    Wow, Tytanium had my same questions. Didn't see that. Sorry for taking up space in your comment box for repetition. But can I use a 8 Ohm Speaker, because these are extremely common? But seriously, THANK YOU TXTCLA55!!!!!!!!!!!!!!!!!!!!!!!!!!!!!!! I LOVE this Instructable. I haven't attempted to build it yet because I just found it but this is cool and simple and hopefully easy. I just am not an experienced solderer because I don't own a soldering gun so I will have to use my schools as I don't have any bread board. Ah, well. THANKS AGAIN!!!!!!!!!!!!!!!!!!!

    2 replies

     provided you don't exceed 200ma of current (you'll burn the ic if not).

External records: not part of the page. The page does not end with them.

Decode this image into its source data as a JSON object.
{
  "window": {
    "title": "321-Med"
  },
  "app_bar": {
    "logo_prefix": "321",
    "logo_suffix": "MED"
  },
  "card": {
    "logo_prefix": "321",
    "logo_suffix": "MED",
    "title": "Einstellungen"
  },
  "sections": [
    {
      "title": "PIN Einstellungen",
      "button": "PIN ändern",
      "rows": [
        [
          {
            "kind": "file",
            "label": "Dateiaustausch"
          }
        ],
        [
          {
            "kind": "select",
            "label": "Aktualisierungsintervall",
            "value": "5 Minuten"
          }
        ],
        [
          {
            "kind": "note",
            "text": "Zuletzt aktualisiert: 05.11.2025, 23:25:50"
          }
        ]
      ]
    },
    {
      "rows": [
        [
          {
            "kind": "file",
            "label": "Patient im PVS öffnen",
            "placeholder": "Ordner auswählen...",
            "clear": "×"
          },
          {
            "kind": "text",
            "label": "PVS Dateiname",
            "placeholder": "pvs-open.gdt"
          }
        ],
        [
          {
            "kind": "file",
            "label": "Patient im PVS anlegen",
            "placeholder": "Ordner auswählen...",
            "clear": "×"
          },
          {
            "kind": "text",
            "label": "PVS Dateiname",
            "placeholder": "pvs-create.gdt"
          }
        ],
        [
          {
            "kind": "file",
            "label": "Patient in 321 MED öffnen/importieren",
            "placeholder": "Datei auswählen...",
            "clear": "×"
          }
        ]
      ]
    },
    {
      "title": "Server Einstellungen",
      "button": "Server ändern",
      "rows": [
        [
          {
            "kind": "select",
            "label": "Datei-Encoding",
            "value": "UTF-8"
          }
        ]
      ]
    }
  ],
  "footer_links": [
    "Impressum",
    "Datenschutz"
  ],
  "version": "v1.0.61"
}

    Can this thing go to high frequencies? If not, how can I change the values of the resistors and/or capacitors to make it really high frequency? Your instructable ROCKS!!!!!!!!!!!!!!!!! I'm not kidding. Beautiful diagram. Simple too. And you use commonly available parts, no Igntion Coils or Plasma Pulse Tube Resonator Thingers in sight! Oh, and if I use a variable resistor with three prongs, which ones do I use? Can I use a photoelectric cell (aka photo resistor)?

    2 replies

    Woa you wrote all lot! Thanks by the way for the very nice comments. OK, for this comment. You are using photo resistors. First off yes it can do extremely high frequencies, just choose a low resistor. Secondly Well have I got news for YOU! I actually built a light theremine using them and I hope to get the ible finished writing a couple of hours so if you want you can use them in that project. as for the 3 prong variable resistors (if ya got em) just connect or test two pins. hope this helped!

     actually you should always connect the 3, two of them provide full resistance and the other one is for the wiper, low resistance will always proveil but in the case of a failing whiper, your circuit won't fail, it'll just work at the maximum rated resistance for that specific variable resistor.

    Great generator! I've actualy been looking for a 555/556 tone generator more along these lines. Thanks for posting.

    Not to be snooty, but the capacitor's (C3) bottom side was drawn upside down. The curls should be going downward.....

    Luckily, pretty much every resistor I own ends in a gold band, but some have five bands. However, for the HIGHER FREQUENCIES, what is the BEST resistance value? Thank you!

    4 replies

    OK, low resistance equals higher sound. Capacitors don't matter. All the caps are doing is simply controlling the current. Hope this helps.

    Thank you for the help. Just one thing I don't get. HOW low should the resistors be? I feel kind of stupid, but is low resistance 100 ohms? Or is is 10K? OR it 220 ohms? Or is it 1K? I don't understand HOW LOW is low. If I use 100 Ohms, will it be inaudible to all humans, or will it just be a high-toned beep? Will it be 17 Hz so that some humans hear it and others don't??????????????? I feel like I am being annoying, but I am not good at soldering and I don't have a soldering gun (i use my schools) and I can't retake the circuit apart. Thank you!!!!!!!!!!!!!!!!!!!!!!!!!

    well look at it this way... the "K" means 000 three zeros. so 10k is actually 10 000 ohms, thus a 100 ohm resistor would be lower than a 100k ohm resistor. Some place around 10 ohm and 10k ohm should be your high tone beep. As for your solder problem. try a bread board, from a store or online. this will allow you to plug in components and take them out again, no solder!

    Alright, GOT IT!!!!!!!!!!! THANKS!!!!!!!!!!! YOU ROCK!!!!!!!!!!!!!!!!!!!!!

    Please help me, though. I am not sure about the High Frequencies because I have never used 555 timer ICs before and I just bought two of them. If you know how to get to high frequencies, I would LOVE it if you would tell me. Thanks!!!!

    1 reply